■ Exercise ■
All of the data must be output exactly, with every picture left out.

#### Material to process

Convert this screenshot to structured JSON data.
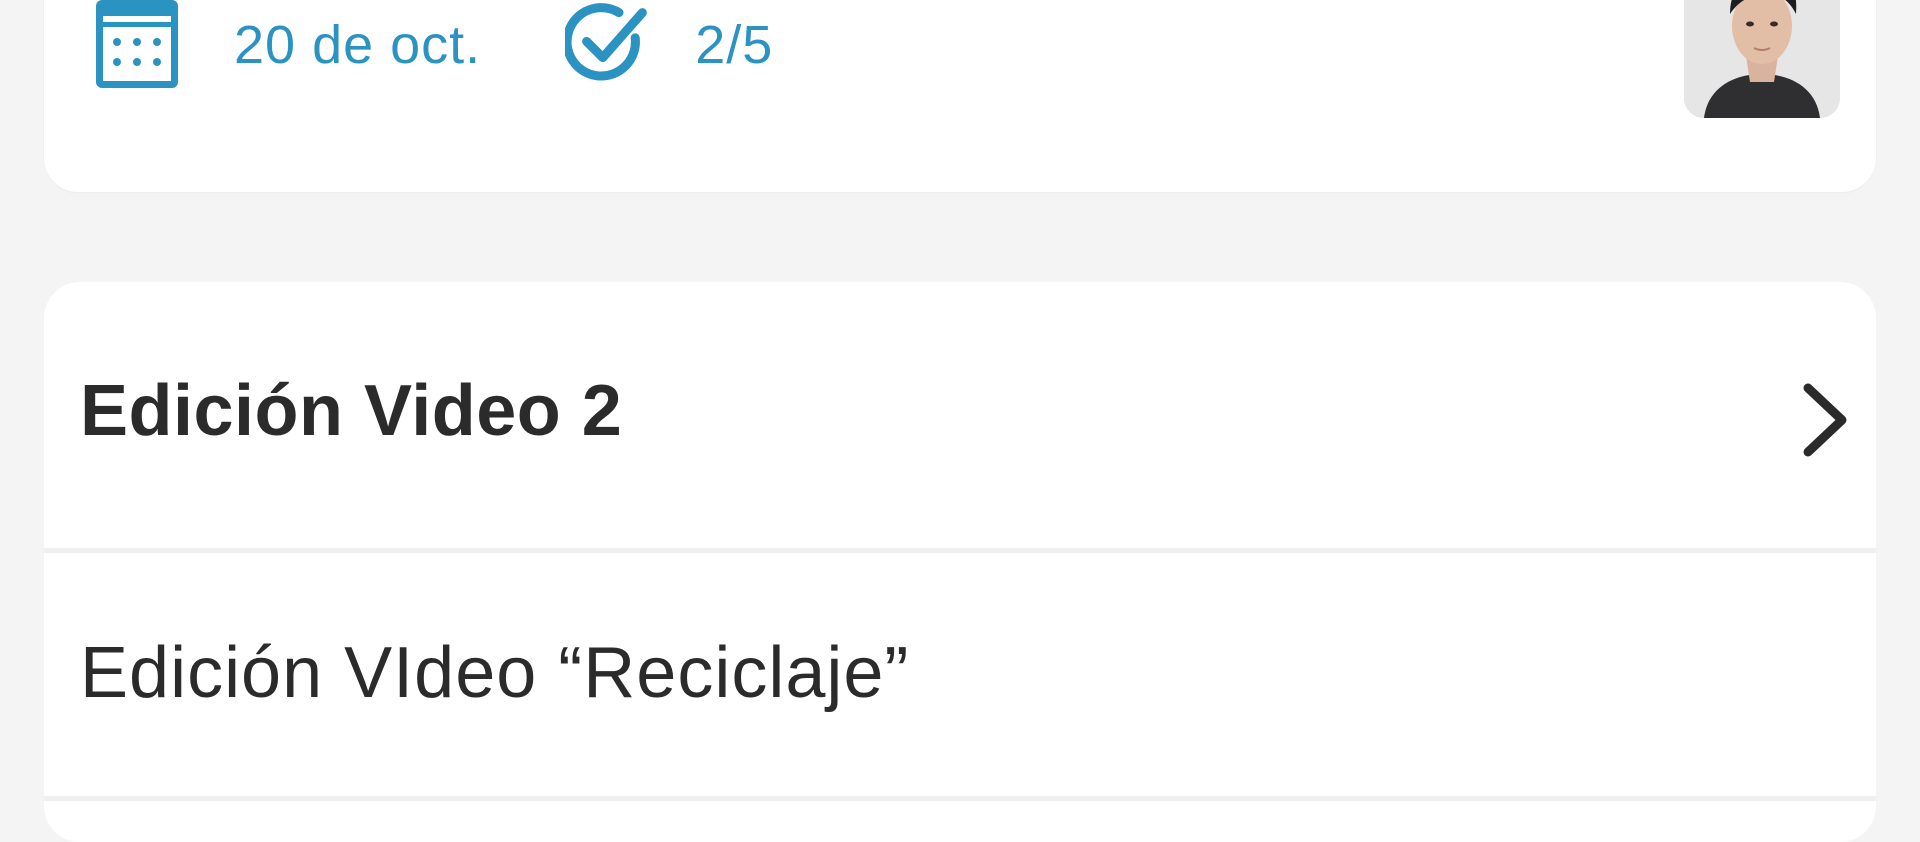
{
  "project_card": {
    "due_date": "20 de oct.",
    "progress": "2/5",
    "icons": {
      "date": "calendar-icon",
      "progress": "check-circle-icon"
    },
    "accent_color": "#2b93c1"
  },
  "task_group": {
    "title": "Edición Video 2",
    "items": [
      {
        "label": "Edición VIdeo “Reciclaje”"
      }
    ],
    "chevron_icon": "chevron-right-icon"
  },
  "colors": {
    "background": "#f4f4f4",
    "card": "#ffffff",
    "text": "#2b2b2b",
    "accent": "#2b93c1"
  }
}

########

■ Expected output ■
Convert this screenshot to structured JSON data.
{
  "project_card": {
    "due_date": "20 de oct.",
    "progress": "2/5",
    "icons": {
      "date": "calendar-icon",
      "progress": "check-circle-icon"
    },
    "accent_color": "#2b93c1"
  },
  "task_group": {
    "title": "Edición Video 2",
    "items": [
      {
        "label": "Edición VIdeo “Reciclaje”"
      }
    ],
    "chevron_icon": "chevron-right-icon"
  },
  "colors": {
    "background": "#f4f4f4",
    "card": "#ffffff",
    "text": "#2b2b2b",
    "accent": "#2b93c1"
  }
}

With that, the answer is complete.